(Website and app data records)
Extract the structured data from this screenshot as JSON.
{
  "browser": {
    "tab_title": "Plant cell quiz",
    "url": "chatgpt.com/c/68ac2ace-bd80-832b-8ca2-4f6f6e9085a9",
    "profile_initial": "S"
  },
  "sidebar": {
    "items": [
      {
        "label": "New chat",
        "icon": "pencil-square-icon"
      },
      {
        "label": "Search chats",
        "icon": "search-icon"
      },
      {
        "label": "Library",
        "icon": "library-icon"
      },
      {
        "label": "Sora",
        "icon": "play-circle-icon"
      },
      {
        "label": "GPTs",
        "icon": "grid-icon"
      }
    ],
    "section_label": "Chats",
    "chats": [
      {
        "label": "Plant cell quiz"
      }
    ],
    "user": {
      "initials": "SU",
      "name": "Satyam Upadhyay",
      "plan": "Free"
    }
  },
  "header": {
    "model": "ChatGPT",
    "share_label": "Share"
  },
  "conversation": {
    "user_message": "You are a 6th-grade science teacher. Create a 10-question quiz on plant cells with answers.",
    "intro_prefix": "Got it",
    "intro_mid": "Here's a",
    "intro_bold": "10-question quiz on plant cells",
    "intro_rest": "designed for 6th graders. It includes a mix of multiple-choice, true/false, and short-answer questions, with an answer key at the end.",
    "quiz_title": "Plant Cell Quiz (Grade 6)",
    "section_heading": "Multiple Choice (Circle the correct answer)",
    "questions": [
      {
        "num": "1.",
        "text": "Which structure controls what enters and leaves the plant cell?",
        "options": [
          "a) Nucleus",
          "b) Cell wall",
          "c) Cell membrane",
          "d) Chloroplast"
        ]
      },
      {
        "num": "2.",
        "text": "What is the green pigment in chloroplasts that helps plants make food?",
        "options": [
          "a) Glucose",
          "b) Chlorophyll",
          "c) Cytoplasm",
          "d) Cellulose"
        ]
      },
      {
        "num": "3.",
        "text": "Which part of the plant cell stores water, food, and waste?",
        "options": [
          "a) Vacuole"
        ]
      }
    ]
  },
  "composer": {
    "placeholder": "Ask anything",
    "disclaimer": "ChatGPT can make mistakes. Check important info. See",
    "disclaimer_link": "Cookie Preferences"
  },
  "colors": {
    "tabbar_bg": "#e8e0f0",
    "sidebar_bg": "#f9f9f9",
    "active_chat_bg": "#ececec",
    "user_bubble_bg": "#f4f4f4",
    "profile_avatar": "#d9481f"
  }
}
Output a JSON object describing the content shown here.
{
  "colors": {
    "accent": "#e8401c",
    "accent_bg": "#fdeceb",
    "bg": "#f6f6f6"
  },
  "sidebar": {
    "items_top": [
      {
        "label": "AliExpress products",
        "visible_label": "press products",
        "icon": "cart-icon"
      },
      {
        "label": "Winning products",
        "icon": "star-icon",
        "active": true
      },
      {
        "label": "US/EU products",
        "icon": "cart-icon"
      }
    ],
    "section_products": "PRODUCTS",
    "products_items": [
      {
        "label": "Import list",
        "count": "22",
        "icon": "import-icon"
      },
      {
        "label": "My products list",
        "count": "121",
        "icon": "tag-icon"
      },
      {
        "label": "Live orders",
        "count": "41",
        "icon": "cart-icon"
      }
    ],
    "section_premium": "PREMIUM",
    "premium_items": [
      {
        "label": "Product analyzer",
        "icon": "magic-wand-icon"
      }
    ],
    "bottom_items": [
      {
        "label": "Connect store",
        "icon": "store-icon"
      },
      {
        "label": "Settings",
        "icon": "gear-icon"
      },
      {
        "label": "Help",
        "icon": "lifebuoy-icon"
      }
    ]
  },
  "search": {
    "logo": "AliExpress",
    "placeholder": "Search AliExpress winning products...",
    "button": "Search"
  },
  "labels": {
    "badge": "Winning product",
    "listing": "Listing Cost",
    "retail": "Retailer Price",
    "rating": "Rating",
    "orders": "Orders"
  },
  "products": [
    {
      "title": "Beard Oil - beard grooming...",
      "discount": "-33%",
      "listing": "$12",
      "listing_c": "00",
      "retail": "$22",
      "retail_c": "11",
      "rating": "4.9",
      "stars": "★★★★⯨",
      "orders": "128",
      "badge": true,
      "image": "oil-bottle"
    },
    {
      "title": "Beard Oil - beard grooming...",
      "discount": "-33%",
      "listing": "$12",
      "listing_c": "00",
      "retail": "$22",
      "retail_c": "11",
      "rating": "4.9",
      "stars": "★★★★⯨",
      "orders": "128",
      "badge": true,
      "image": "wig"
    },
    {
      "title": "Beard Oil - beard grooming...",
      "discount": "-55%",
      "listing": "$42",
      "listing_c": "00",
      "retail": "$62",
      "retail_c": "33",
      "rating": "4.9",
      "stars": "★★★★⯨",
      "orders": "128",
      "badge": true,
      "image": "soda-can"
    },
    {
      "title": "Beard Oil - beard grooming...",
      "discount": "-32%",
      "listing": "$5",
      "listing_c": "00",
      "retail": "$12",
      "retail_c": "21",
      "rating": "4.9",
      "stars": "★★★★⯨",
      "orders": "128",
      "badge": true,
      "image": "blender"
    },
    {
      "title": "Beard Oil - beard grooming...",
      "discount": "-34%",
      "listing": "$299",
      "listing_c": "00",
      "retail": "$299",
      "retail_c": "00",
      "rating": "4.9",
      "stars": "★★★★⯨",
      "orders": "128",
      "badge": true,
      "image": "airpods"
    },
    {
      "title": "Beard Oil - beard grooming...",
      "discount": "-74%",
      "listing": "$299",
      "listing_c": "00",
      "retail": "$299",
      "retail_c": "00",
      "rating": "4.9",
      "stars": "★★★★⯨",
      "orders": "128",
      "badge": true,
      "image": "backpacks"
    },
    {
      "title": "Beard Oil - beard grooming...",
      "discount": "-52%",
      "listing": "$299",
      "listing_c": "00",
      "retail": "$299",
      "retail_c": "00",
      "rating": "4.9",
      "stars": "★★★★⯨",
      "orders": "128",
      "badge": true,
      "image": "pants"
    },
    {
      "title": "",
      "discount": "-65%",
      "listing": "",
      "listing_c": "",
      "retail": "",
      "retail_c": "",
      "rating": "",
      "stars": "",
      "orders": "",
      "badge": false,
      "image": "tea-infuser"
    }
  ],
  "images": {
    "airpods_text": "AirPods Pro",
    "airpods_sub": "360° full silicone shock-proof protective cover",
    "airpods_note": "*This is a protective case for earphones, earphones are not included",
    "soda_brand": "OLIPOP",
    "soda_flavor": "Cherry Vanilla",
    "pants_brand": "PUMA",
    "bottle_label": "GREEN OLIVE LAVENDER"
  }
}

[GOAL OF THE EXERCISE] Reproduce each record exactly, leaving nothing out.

[ANSWER FOR THE TASK]
Extract the structured data from this screenshot as JSON.
{
  "browser": {
    "tab_title": "Plant cell quiz",
    "url": "chatgpt.com/c/68ac2ace-bd80-832b-8ca2-4f6f6e9085a9",
    "profile_initial": "S"
  },
  "sidebar": {
    "items": [
      {
        "label": "New chat",
        "icon": "pencil-square-icon"
      },
      {
        "label": "Search chats",
        "icon": "search-icon"
      },
      {
        "label": "Library",
        "icon": "library-icon"
      },
      {
        "label": "Sora",
        "icon": "play-circle-icon"
      },
      {
        "label": "GPTs",
        "icon": "grid-icon"
      }
    ],
    "section_label": "Chats",
    "chats": [
      {
        "label": "Plant cell quiz"
      }
    ],
    "user": {
      "initials": "SU",
      "name": "Satyam Upadhyay",
      "plan": "Free"
    }
  },
  "header": {
    "model": "ChatGPT",
    "share_label": "Share"
  },
  "conversation": {
    "user_message": "You are a 6th-grade science teacher. Create a 10-question quiz on plant cells with answers.",
    "intro_prefix": "Got it",
    "intro_mid": "Here's a",
    "intro_bold": "10-question quiz on plant cells",
    "intro_rest": "designed for 6th graders. It includes a mix of multiple-choice, true/false, and short-answer questions, with an answer key at the end.",
    "quiz_title": "Plant Cell Quiz (Grade 6)",
    "section_heading": "Multiple Choice (Circle the correct answer)",
    "questions": [
      {
        "num": "1.",
        "text": "Which structure controls what enters and leaves the plant cell?",
        "options": [
          "a) Nucleus",
          "b) Cell wall",
          "c) Cell membrane",
          "d) Chloroplast"
        ]
      },
      {
        "num": "2.",
        "text": "What is the green pigment in chloroplasts that helps plants make food?",
        "options": [
          "a) Glucose",
          "b) Chlorophyll",
          "c) Cytoplasm",
          "d) Cellulose"
        ]
      },
      {
        "num": "3.",
        "text": "Which part of the plant cell stores water, food, and waste?",
        "options": [
          "a) Vacuole"
        ]
      }
    ]
  },
  "composer": {
    "placeholder": "Ask anything",
    "disclaimer": "ChatGPT can make mistakes. Check important info. See",
    "disclaimer_link": "Cookie Preferences"
  },
  "colors": {
    "tabbar_bg": "#e8e0f0",
    "sidebar_bg": "#f9f9f9",
    "active_chat_bg": "#ececec",
    "user_bubble_bg": "#f4f4f4",
    "profile_avatar": "#d9481f"
  }
}
Output a JSON object describing the content shown here.
{
  "colors": {
    "accent": "#e8401c",
    "accent_bg": "#fdeceb",
    "bg": "#f6f6f6"
  },
  "sidebar": {
    "items_top": [
      {
        "label": "AliExpress products",
        "visible_label": "press products",
        "icon": "cart-icon"
      },
      {
        "label": "Winning products",
        "icon": "star-icon",
        "active": true
      },
      {
        "label": "US/EU products",
        "icon": "cart-icon"
      }
    ],
    "section_products": "PRODUCTS",
    "products_items": [
      {
        "label": "Import list",
        "count": "22",
        "icon": "import-icon"
      },
      {
        "label": "My products list",
        "count": "121",
        "icon": "tag-icon"
      },
      {
        "label": "Live orders",
        "count": "41",
        "icon": "cart-icon"
      }
    ],
    "section_premium": "PREMIUM",
    "premium_items": [
      {
        "label": "Product analyzer",
        "icon": "magic-wand-icon"
      }
    ],
    "bottom_items": [
      {
        "label": "Connect store",
        "icon": "store-icon"
      },
      {
        "label": "Settings",
        "icon": "gear-icon"
      },
      {
        "label": "Help",
        "icon": "lifebuoy-icon"
      }
    ]
  },
  "search": {
    "logo": "AliExpress",
    "placeholder": "Search AliExpress winning products...",
    "button": "Search"
  },
  "labels": {
    "badge": "Winning product",
    "listing": "Listing Cost",
    "retail": "Retailer Price",
    "rating": "Rating",
    "orders": "Orders"
  },
  "products": [
    {
      "title": "Beard Oil - beard grooming...",
      "discount": "-33%",
      "listing": "$12",
      "listing_c": "00",
      "retail": "$22",
      "retail_c": "11",
      "rating": "4.9",
      "stars": "★★★★⯨",
      "orders": "128",
      "badge": true,
      "image": "oil-bottle"
    },
    {
      "title": "Beard Oil - beard grooming...",
      "discount": "-33%",
      "listing": "$12",
      "listing_c": "00",
      "retail": "$22",
      "retail_c": "11",
      "rating": "4.9",
      "stars": "★★★★⯨",
      "orders": "128",
      "badge": true,
      "image": "wig"
    },
    {
      "title": "Beard Oil - beard grooming...",
      "discount": "-55%",
      "listing": "$42",
      "listing_c": "00",
      "retail": "$62",
      "retail_c": "33",
      "rating": "4.9",
      "stars": "★★★★⯨",
      "orders": "128",
      "badge": true,
      "image": "soda-can"
    },
    {
      "title": "Beard Oil - beard grooming...",
      "discount": "-32%",
      "listing": "$5",
      "listing_c": "00",
      "retail": "$12",
      "retail_c": "21",
      "rating": "4.9",
      "stars": "★★★★⯨",
      "orders": "128",
      "badge": true,
      "image": "blender"
    },
    {
      "title": "Beard Oil - beard grooming...",
      "discount": "-34%",
      "listing": "$299",
      "listing_c": "00",
      "retail": "$299",
      "retail_c": "00",
      "rating": "4.9",
      "stars": "★★★★⯨",
      "orders": "128",
      "badge": true,
      "image": "airpods"
    },
    {
      "title": "Beard Oil - beard grooming...",
      "discount": "-74%",
      "listing": "$299",
      "listing_c": "00",
      "retail": "$299",
      "retail_c": "00",
      "rating": "4.9",
      "stars": "★★★★⯨",
      "orders": "128",
      "badge": true,
      "image": "backpacks"
    },
    {
      "title": "Beard Oil - beard grooming...",
      "discount": "-52%",
      "listing": "$299",
      "listing_c": "00",
      "retail": "$299",
      "retail_c": "00",
      "rating": "4.9",
      "stars": "★★★★⯨",
      "orders": "128",
      "badge": true,
      "image": "pants"
    },
    {
      "title": "",
      "discount": "-65%",
      "listing": "",
      "listing_c": "",
      "retail": "",
      "retail_c": "",
      "rating": "",
      "stars": "",
      "orders": "",
      "badge": false,
      "image": "tea-infuser"
    }
  ],
  "images": {
    "airpods_text": "AirPods Pro",
    "airpods_sub": "360° full silicone shock-proof protective cover",
    "airpods_note": "*This is a protective case for earphones, earphones are not included",
    "soda_brand": "OLIPOP",
    "soda_flavor": "Cherry Vanilla",
    "pants_brand": "PUMA",
    "bottle_label": "GREEN OLIVE LAVENDER"
  }
}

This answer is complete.